> [TASK PROMPT]: What lines in the entries below contain the word "JSON"? Copy all of them.

> [Element data from apps and pages]:
[Start of section]

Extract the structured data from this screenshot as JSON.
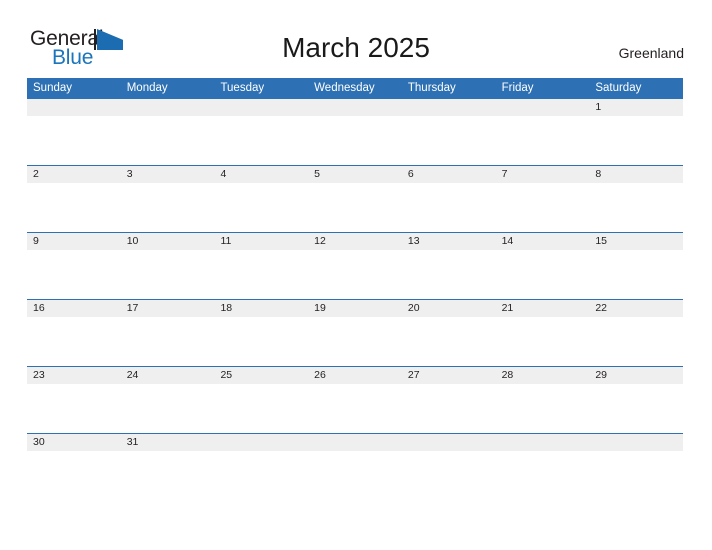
{
  "brand": {
    "name_top": "General",
    "name_bottom": "Blue",
    "flag_icon": "flag-triangle-icon",
    "accent_color": "#1b75bc"
  },
  "header": {
    "title": "March 2025",
    "locale": "Greenland"
  },
  "colors": {
    "header_blue": "#2d70b3",
    "row_band_gray": "#efefef",
    "separator_blue": "#2d70b3",
    "text_dark": "#231f20",
    "page_background": "#ffffff"
  },
  "calendar": {
    "month": "March",
    "year": "2025",
    "weekdays": [
      "Sunday",
      "Monday",
      "Tuesday",
      "Wednesday",
      "Thursday",
      "Friday",
      "Saturday"
    ],
    "weeks": [
      {
        "days": [
          "",
          "",
          "",
          "",
          "",
          "",
          "1"
        ]
      },
      {
        "days": [
          "2",
          "3",
          "4",
          "5",
          "6",
          "7",
          "8"
        ]
      },
      {
        "days": [
          "9",
          "10",
          "11",
          "12",
          "13",
          "14",
          "15"
        ]
      },
      {
        "days": [
          "16",
          "17",
          "18",
          "19",
          "20",
          "21",
          "22"
        ]
      },
      {
        "days": [
          "23",
          "24",
          "25",
          "26",
          "27",
          "28",
          "29"
        ]
      },
      {
        "days": [
          "30",
          "31",
          "",
          "",
          "",
          "",
          ""
        ]
      }
    ]
  }
}
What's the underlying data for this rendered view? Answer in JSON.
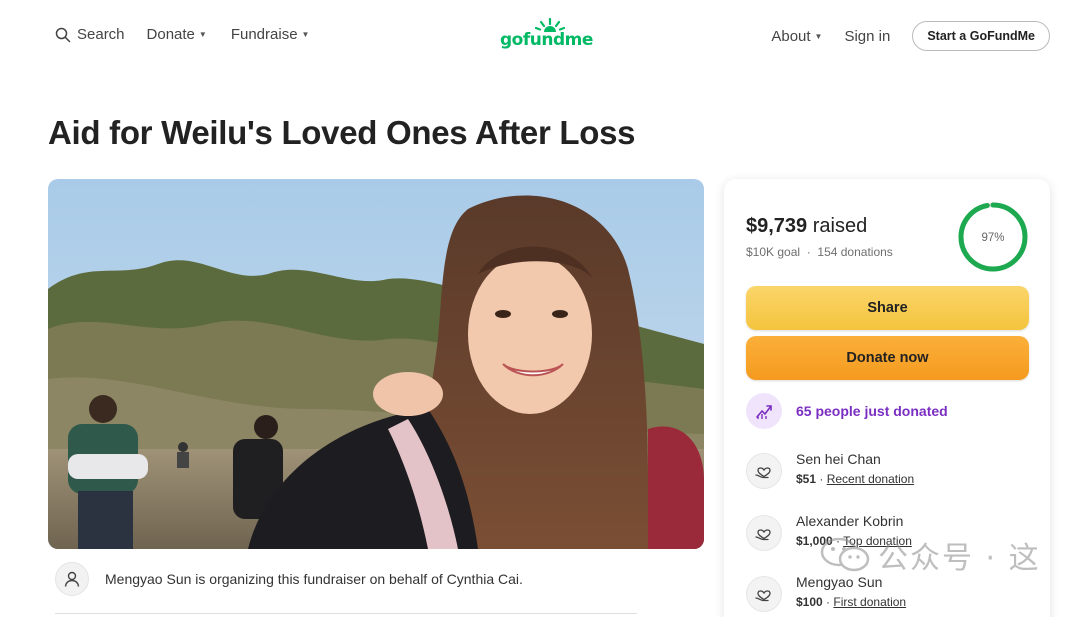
{
  "nav": {
    "search_label": "Search",
    "donate_label": "Donate",
    "fundraise_label": "Fundraise",
    "logo_text": "gofundme",
    "about_label": "About",
    "signin_label": "Sign in",
    "start_label": "Start a GoFundMe",
    "caret_icon": "chevron-down-icon"
  },
  "page": {
    "title": "Aid for Weilu's Loved Ones After Loss"
  },
  "organizer": {
    "text": "Mengyao Sun is organizing this fundraiser on behalf of Cynthia Cai."
  },
  "card": {
    "raised_amount": "$9,739",
    "raised_word": "raised",
    "goal": "$10K goal",
    "separator": "·",
    "donations": "154 donations",
    "percent_label": "97%",
    "percent_value": 0.97,
    "share_label": "Share",
    "donate_label": "Donate now",
    "just_donated": "65 people just donated",
    "donors": [
      {
        "name": "Sen hei Chan",
        "amount": "$51",
        "sep": "·",
        "tag": "Recent donation"
      },
      {
        "name": "Alexander Kobrin",
        "amount": "$1,000",
        "sep": "·",
        "tag": "Top donation"
      },
      {
        "name": "Mengyao Sun",
        "amount": "$100",
        "sep": "·",
        "tag": "First donation"
      }
    ]
  },
  "watermark": {
    "text": "公众号 · 这"
  },
  "colors": {
    "brand_green": "#00b964",
    "share_yellow": "#f7cc4f",
    "donate_orange": "#f8a52d",
    "purple": "#7b2fc2"
  }
}
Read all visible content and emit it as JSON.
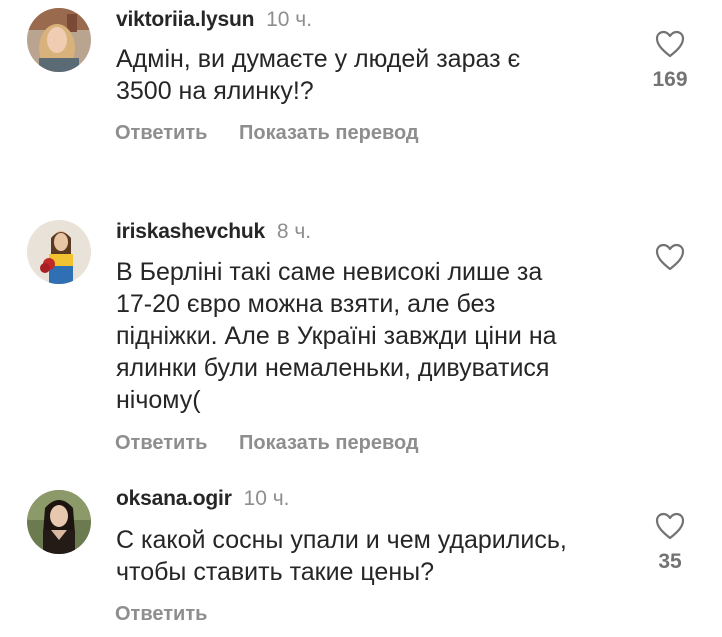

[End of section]

> [ANSWER BOX]:
Extract the structured data from this screenshot as JSON.
What's the underlying data for this rendered view? Answer in JSON.
Read all visible content and emit it as JSON.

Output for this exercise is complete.